The current military technology available to the world’s governments is already a massive danger to the planet and everyone that lives here, and it is obvious, as the letter states, that the addition of artificial intelligence could make the global arms race significantly more threatening.

Many people have a hard time grasping how close this scenario is to becoming a reality, but the industry’s leading experts, who have a deep knowledge and understanding of the technology and how it is developing, can see the danger represented by military applications of artificial intelligence.

How this situation can actually be handled is extremely complicated because there is actually no ability for the general population of any country to ensure that their governments don’t develop military artificial intelligence.

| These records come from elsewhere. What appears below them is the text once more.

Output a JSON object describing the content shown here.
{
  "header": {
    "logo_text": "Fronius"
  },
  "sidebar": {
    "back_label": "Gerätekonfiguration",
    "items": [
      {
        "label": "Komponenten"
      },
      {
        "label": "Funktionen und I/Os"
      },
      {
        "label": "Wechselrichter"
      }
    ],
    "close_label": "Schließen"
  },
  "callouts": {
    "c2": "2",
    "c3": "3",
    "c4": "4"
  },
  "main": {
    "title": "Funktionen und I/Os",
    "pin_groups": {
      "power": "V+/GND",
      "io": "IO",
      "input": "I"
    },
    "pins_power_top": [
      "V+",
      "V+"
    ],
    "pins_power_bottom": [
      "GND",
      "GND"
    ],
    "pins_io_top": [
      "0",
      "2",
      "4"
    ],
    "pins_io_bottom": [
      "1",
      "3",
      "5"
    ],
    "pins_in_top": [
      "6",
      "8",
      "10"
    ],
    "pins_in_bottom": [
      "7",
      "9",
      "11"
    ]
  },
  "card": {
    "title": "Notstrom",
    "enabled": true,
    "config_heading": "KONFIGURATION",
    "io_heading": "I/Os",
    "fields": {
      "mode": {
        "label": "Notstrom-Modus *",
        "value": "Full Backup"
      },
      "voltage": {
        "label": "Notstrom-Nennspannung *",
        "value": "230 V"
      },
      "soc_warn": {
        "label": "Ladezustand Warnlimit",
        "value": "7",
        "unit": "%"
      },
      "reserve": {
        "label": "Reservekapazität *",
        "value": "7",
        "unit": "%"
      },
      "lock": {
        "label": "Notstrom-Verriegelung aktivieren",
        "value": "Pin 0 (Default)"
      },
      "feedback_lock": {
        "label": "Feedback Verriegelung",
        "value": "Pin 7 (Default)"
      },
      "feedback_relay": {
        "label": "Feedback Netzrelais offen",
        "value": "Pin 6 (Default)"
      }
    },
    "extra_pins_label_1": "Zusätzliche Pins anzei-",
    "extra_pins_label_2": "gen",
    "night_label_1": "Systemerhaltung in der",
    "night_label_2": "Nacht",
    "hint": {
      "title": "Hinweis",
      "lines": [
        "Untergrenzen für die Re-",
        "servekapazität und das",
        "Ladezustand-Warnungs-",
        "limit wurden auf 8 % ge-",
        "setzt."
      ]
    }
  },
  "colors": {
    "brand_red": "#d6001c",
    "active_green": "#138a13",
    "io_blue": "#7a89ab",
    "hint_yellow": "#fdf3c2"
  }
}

According to the Guardian, Toby Walsh, professor of AI at the University of New South Wales, has suggested that the United Nations oversee a ban of these weapons, however a ban of this nature would only ensure that the countries in control of the UN and NATO would have exclusive access to weaponized AI. This is similar to the way the United Nations currently bans nuclear weapons while allowing larger NATO nations to continue developing them.

The solution to this problem will not be enacted by any of the governments or government-affiliated agencies that will benefit from the development of military AI, but a letter from over 1,000 of the industries leading experts is a start towards actually finding a real ground-up solution.

This article first appeared at ANTIMEDIA.